*** Begin section ***

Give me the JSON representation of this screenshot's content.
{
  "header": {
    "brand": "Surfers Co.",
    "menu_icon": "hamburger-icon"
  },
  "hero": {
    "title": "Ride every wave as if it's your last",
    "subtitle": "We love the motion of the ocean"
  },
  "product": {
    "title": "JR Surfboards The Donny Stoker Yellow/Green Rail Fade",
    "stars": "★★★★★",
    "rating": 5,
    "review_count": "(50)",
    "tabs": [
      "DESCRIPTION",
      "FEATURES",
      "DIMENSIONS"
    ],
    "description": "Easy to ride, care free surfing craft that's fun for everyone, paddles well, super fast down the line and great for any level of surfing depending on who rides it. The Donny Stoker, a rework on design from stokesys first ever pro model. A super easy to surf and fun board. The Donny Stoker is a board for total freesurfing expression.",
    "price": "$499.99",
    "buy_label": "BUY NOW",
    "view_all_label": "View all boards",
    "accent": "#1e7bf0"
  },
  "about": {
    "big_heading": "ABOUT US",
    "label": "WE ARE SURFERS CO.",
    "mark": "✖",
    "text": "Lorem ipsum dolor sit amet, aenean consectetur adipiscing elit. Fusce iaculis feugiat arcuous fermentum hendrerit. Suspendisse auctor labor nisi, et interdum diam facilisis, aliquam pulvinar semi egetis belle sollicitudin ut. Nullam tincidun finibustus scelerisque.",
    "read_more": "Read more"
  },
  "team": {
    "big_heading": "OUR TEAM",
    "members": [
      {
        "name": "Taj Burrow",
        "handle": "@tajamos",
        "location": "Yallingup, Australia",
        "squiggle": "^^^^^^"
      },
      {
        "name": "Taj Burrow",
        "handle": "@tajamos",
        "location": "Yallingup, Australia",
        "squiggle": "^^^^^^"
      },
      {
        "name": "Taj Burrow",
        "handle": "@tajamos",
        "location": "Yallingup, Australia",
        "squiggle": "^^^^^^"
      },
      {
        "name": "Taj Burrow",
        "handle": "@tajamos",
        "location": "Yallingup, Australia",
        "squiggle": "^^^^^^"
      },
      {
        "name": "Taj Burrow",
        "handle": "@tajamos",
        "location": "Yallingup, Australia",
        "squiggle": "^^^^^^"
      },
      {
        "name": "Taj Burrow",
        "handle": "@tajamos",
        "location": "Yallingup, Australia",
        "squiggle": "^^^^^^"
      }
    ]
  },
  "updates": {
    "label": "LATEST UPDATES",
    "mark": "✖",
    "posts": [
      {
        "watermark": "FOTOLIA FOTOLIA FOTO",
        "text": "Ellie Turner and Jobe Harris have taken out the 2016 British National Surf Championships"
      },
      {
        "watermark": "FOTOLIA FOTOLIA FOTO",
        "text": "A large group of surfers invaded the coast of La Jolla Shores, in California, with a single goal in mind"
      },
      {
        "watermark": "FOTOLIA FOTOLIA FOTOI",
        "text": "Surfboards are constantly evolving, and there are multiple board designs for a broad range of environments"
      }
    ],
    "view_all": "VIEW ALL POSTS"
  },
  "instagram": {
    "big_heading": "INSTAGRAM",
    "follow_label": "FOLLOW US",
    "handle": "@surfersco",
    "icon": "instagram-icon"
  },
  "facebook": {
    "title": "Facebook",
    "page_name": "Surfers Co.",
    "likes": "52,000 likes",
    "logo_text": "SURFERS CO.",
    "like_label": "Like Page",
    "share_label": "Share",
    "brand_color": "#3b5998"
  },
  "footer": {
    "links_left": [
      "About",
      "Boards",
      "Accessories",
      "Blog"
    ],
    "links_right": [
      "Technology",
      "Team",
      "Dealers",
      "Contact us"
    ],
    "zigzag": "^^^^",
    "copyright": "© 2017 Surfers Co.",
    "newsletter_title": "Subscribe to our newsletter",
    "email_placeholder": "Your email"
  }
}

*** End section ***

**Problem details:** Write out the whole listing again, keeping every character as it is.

**Expected answer:**
Give me the JSON representation of this screenshot's content.
{
  "header": {
    "brand": "Surfers Co.",
    "menu_icon": "hamburger-icon"
  },
  "hero": {
    "title": "Ride every wave as if it's your last",
    "subtitle": "We love the motion of the ocean"
  },
  "product": {
    "title": "JR Surfboards The Donny Stoker Yellow/Green Rail Fade",
    "stars": "★★★★★",
    "rating": 5,
    "review_count": "(50)",
    "tabs": [
      "DESCRIPTION",
      "FEATURES",
      "DIMENSIONS"
    ],
    "description": "Easy to ride, care free surfing craft that's fun for everyone, paddles well, super fast down the line and great for any level of surfing depending on who rides it. The Donny Stoker, a rework on design from stokesys first ever pro model. A super easy to surf and fun board. The Donny Stoker is a board for total freesurfing expression.",
    "price": "$499.99",
    "buy_label": "BUY NOW",
    "view_all_label": "View all boards",
    "accent": "#1e7bf0"
  },
  "about": {
    "big_heading": "ABOUT US",
    "label": "WE ARE SURFERS CO.",
    "mark": "✖",
    "text": "Lorem ipsum dolor sit amet, aenean consectetur adipiscing elit. Fusce iaculis feugiat arcuous fermentum hendrerit. Suspendisse auctor labor nisi, et interdum diam facilisis, aliquam pulvinar semi egetis belle sollicitudin ut. Nullam tincidun finibustus scelerisque.",
    "read_more": "Read more"
  },
  "team": {
    "big_heading": "OUR TEAM",
    "members": [
      {
        "name": "Taj Burrow",
        "handle": "@tajamos",
        "location": "Yallingup, Australia",
        "squiggle": "^^^^^^"
      },
      {
        "name": "Taj Burrow",
        "handle": "@tajamos",
        "location": "Yallingup, Australia",
        "squiggle": "^^^^^^"
      },
      {
        "name": "Taj Burrow",
        "handle": "@tajamos",
        "location": "Yallingup, Australia",
        "squiggle": "^^^^^^"
      },
      {
        "name": "Taj Burrow",
        "handle": "@tajamos",
        "location": "Yallingup, Australia",
        "squiggle": "^^^^^^"
      },
      {
        "name": "Taj Burrow",
        "handle": "@tajamos",
        "location": "Yallingup, Australia",
        "squiggle": "^^^^^^"
      },
      {
        "name": "Taj Burrow",
        "handle": "@tajamos",
        "location": "Yallingup, Australia",
        "squiggle": "^^^^^^"
      }
    ]
  },
  "updates": {
    "label": "LATEST UPDATES",
    "mark": "✖",
    "posts": [
      {
        "watermark": "FOTOLIA FOTOLIA FOTO",
        "text": "Ellie Turner and Jobe Harris have taken out the 2016 British National Surf Championships"
      },
      {
        "watermark": "FOTOLIA FOTOLIA FOTO",
        "text": "A large group of surfers invaded the coast of La Jolla Shores, in California, with a single goal in mind"
      },
      {
        "watermark": "FOTOLIA FOTOLIA FOTOI",
        "text": "Surfboards are constantly evolving, and there are multiple board designs for a broad range of environments"
      }
    ],
    "view_all": "VIEW ALL POSTS"
  },
  "instagram": {
    "big_heading": "INSTAGRAM",
    "follow_label": "FOLLOW US",
    "handle": "@surfersco",
    "icon": "instagram-icon"
  },
  "facebook": {
    "title": "Facebook",
    "page_name": "Surfers Co.",
    "likes": "52,000 likes",
    "logo_text": "SURFERS CO.",
    "like_label": "Like Page",
    "share_label": "Share",
    "brand_color": "#3b5998"
  },
  "footer": {
    "links_left": [
      "About",
      "Boards",
      "Accessories",
      "Blog"
    ],
    "links_right": [
      "Technology",
      "Team",
      "Dealers",
      "Contact us"
    ],
    "zigzag": "^^^^",
    "copyright": "© 2017 Surfers Co.",
    "newsletter_title": "Subscribe to our newsletter",
    "email_placeholder": "Your email"
  }
}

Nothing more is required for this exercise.